From a very young age I was attracted to numbers. If I had to guess, I’d say it was the empirical certainty that was so badly missing inside of me. In fact, I’ll never forget when I wrote my first piece of code where a computer did exactly what I told it to do. It was love at first sight! Later in corporate America, I was amazed at how choosing the right set of metrics made the difference between astounding success and total failure.
Even though I shifted from viewing myself as a human-doer to a human-being, I still see the benefit in having some type of metric to help the logical side of me better appreciate the seemingly intangible progress I’ve been making. But how do you measure progress towards becoming a more authentic version of oneself without getting attached to outcomes that might derail that very progress?
Well, as it turns out, I stumbled onto at least a partial answer even before this question came up in my mind. See, both of my parents passed away during Christmas. I don’t know whether it was my dad’s 25th anniversary and 10th anniversary for my mom or just plain frustration with where I was in life in 2015, but that Christmas I decided to write a letter to them … just to get things out of my system if anything. This year I did the same and comparing the two letters was a very educational experience!

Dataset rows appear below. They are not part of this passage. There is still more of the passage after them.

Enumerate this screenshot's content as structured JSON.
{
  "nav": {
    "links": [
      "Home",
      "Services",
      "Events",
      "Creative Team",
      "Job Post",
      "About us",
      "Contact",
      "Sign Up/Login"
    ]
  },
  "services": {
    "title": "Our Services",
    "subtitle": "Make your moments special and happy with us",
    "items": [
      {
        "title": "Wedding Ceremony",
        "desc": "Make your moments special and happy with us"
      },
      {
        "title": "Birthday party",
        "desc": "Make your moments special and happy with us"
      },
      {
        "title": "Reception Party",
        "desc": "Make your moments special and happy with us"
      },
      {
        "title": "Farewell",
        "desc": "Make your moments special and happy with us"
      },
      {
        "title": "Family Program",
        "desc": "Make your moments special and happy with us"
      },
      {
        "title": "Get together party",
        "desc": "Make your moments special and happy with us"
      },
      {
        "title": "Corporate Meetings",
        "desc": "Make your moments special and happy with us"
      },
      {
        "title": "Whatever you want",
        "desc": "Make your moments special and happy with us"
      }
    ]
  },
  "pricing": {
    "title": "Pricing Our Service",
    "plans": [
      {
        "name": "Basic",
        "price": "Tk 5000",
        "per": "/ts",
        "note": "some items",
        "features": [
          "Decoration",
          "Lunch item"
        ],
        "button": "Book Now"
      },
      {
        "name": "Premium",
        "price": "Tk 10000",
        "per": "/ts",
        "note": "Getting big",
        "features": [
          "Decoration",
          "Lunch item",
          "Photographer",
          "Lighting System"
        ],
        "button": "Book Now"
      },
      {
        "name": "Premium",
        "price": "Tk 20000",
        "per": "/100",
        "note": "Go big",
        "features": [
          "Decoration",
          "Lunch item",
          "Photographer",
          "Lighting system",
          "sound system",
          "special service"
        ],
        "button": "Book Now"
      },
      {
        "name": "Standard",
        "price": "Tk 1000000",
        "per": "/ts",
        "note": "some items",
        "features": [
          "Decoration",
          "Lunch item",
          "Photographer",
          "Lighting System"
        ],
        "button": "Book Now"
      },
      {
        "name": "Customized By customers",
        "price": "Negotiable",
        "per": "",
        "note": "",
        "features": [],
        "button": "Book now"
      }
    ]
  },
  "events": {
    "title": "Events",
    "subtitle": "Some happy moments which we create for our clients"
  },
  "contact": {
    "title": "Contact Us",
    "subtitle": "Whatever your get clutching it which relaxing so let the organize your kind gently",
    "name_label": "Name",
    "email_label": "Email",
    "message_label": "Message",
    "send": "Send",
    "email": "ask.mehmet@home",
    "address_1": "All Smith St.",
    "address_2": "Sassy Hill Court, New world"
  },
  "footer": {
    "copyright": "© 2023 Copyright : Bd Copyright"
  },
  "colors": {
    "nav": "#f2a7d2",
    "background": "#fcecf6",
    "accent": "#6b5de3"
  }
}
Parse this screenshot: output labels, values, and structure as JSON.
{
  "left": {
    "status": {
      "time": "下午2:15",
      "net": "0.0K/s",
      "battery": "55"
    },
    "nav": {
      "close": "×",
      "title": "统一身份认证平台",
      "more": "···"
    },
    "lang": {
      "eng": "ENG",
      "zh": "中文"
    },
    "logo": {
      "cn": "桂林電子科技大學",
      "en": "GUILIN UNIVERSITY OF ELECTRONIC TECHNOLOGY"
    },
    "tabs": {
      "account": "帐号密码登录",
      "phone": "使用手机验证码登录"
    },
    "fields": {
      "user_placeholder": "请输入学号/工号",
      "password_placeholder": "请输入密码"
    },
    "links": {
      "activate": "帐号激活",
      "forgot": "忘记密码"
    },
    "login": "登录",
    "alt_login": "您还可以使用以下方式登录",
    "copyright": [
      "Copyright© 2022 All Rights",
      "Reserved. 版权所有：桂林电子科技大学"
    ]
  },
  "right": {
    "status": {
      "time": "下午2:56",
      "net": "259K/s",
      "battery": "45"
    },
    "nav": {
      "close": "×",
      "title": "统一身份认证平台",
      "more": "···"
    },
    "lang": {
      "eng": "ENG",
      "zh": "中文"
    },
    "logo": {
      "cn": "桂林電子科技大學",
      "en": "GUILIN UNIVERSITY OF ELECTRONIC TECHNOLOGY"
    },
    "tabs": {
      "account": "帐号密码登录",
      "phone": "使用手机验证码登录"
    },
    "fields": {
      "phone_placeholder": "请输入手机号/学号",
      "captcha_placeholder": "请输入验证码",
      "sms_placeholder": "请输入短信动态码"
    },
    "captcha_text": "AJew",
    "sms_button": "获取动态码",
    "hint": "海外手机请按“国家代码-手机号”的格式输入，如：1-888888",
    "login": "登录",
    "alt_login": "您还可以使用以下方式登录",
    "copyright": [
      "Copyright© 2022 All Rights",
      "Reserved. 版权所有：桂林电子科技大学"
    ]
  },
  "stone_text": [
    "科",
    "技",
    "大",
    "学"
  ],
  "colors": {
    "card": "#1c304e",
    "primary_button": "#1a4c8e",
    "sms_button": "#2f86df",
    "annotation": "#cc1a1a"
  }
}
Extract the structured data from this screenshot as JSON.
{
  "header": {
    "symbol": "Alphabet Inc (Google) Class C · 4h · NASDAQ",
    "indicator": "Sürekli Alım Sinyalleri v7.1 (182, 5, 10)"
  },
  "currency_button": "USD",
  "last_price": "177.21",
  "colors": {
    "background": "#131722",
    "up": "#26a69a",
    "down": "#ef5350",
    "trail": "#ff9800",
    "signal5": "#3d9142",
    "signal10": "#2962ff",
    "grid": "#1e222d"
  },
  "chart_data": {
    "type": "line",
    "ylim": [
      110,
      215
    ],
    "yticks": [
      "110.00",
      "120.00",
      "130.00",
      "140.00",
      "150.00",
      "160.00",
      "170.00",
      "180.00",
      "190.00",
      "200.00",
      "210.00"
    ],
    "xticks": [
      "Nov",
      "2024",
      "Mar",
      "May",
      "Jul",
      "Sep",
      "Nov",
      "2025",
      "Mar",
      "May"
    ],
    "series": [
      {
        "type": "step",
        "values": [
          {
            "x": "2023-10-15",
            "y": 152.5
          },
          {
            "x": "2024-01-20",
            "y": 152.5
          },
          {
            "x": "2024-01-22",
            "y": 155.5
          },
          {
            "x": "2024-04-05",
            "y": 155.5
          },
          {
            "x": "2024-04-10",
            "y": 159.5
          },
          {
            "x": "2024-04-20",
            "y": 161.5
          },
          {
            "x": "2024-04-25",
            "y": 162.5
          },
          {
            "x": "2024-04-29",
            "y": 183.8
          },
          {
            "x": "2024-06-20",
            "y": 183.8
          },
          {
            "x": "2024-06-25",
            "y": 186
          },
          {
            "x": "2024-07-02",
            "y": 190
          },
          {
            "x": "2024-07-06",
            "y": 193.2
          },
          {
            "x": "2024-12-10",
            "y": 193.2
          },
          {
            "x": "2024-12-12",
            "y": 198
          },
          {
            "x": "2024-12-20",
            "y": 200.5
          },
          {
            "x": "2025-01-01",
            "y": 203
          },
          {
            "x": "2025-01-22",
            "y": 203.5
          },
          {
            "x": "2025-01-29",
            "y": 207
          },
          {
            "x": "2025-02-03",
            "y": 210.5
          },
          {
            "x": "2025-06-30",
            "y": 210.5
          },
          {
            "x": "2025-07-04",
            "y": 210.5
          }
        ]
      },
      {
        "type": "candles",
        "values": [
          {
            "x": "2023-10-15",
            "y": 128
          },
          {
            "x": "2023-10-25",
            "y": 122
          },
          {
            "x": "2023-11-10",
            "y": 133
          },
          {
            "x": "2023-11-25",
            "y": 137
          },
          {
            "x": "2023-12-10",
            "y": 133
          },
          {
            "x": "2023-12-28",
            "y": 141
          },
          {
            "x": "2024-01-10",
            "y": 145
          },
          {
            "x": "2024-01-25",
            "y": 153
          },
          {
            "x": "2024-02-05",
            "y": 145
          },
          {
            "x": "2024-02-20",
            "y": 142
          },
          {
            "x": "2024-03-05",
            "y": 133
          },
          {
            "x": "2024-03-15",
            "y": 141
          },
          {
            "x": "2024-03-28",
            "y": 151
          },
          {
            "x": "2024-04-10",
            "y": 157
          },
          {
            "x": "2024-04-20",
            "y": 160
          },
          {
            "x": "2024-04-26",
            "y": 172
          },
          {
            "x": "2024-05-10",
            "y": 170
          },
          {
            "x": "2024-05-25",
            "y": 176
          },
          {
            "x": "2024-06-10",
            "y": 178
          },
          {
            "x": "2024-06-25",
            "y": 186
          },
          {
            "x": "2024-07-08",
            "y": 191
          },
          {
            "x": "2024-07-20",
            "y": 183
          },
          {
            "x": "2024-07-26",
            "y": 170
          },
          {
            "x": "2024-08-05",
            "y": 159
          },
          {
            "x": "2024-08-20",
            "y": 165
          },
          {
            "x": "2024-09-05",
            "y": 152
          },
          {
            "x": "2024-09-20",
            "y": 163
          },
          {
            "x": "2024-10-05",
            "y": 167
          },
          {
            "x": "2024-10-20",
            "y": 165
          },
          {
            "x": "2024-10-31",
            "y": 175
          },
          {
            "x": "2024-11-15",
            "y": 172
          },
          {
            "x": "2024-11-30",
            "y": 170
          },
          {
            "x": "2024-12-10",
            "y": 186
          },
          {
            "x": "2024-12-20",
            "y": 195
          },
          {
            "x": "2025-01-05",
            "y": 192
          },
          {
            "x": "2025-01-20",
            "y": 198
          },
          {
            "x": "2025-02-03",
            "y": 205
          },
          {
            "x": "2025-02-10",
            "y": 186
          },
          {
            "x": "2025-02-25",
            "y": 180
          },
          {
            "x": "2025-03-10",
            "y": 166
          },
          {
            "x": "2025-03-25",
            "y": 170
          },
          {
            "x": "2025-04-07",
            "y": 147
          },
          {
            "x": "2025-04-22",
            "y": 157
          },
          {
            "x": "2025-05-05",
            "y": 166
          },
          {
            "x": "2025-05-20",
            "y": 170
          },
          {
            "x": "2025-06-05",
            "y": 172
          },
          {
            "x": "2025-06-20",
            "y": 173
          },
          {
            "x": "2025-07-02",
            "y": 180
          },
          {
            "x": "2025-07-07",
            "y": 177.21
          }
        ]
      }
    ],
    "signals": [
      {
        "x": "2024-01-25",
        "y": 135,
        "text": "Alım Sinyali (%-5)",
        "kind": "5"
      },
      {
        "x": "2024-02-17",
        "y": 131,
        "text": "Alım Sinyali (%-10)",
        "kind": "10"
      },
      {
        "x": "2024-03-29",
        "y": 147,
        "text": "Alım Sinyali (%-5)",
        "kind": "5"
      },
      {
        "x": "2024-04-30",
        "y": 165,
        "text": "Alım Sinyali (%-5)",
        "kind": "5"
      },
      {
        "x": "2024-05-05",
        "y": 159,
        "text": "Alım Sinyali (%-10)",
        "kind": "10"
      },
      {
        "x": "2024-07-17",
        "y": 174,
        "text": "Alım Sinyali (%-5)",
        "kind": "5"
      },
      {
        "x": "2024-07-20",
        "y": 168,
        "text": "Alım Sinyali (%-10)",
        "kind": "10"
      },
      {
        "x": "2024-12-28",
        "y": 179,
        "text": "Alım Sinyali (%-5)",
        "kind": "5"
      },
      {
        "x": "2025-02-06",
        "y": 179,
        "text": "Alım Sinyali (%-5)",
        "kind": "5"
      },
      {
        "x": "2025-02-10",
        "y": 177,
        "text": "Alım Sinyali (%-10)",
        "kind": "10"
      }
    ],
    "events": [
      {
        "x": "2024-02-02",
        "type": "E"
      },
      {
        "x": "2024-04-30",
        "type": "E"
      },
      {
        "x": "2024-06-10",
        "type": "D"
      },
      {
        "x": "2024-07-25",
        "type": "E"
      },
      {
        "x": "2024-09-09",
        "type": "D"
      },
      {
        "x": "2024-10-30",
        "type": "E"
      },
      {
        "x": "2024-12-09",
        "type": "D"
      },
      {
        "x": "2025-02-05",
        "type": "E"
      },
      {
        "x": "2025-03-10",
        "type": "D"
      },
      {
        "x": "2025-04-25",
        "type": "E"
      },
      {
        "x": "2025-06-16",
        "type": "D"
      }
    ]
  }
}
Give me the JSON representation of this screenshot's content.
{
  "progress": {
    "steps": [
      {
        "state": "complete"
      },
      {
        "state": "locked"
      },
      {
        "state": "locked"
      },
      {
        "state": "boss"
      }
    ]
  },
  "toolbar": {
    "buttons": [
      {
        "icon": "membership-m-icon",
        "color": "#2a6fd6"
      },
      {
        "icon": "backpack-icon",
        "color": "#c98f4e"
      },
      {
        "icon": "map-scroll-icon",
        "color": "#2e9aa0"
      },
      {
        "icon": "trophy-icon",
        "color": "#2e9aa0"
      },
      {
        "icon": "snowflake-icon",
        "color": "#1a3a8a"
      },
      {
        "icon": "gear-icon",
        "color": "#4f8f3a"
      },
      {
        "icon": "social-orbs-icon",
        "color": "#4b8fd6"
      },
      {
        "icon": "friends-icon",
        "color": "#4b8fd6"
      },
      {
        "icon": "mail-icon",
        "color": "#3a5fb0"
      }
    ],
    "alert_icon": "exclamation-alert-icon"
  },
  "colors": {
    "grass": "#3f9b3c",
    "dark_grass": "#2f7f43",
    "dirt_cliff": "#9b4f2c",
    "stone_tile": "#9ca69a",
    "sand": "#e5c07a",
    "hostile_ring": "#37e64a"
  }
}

Much can be written here, but I figure it would be worth to share at least a couple of highlights.
My 2015 letter read more like “My God, my God, why have you abandoned me?” in that it was focusing on how my expectations were not met in spite of a genuine effort on my part. Interestingly enough though, I did write back then that my gut tells me things will turn up as long as I stay away from self numbing habits.
My 2016 letter, on the other hand, focuses on all the things that I started enjoying once I moved away from my expectation tunnel vision. Don’t get me wrong, the expectations still surface. They always will, but they are more of a background noise rather than the main event.
Prime example of that is the relationship with my grandmother. We used to argue a lot and talk past each other. In my old mind, I used to think that if I accomplished x, y and z then I surely would make her understand that arguing with me is pointless without as much as saying a word … great logic I know;)
This Christmas, I am probably farther away than ever from accomplishing x, y and z, but I had an amazing time with her regardless. I found myself scratching my head countless times … just exactly why did we argue before? What’s more, the very same things that would trigger me before, now I appreciated as part of my Grandmother’s loving personality.
So to wrap this up, my main learning here is that one way to measure progress of becoming a more authentic version of oneself comes from understanding how we view things. Writing about where you are in life on a periodic basis gives you an insight into your current mindset. By comparing those mindsets on a periodic basis you get to see just how much your perceptions of the world have changed … and from that place better appreciate the progress that might otherwise be taken for granted.
After all … isn’t your perception of the world your reality?
So how do you measure your personal growth progress? How can you appreciate the fact that you are likely doing much better than you think?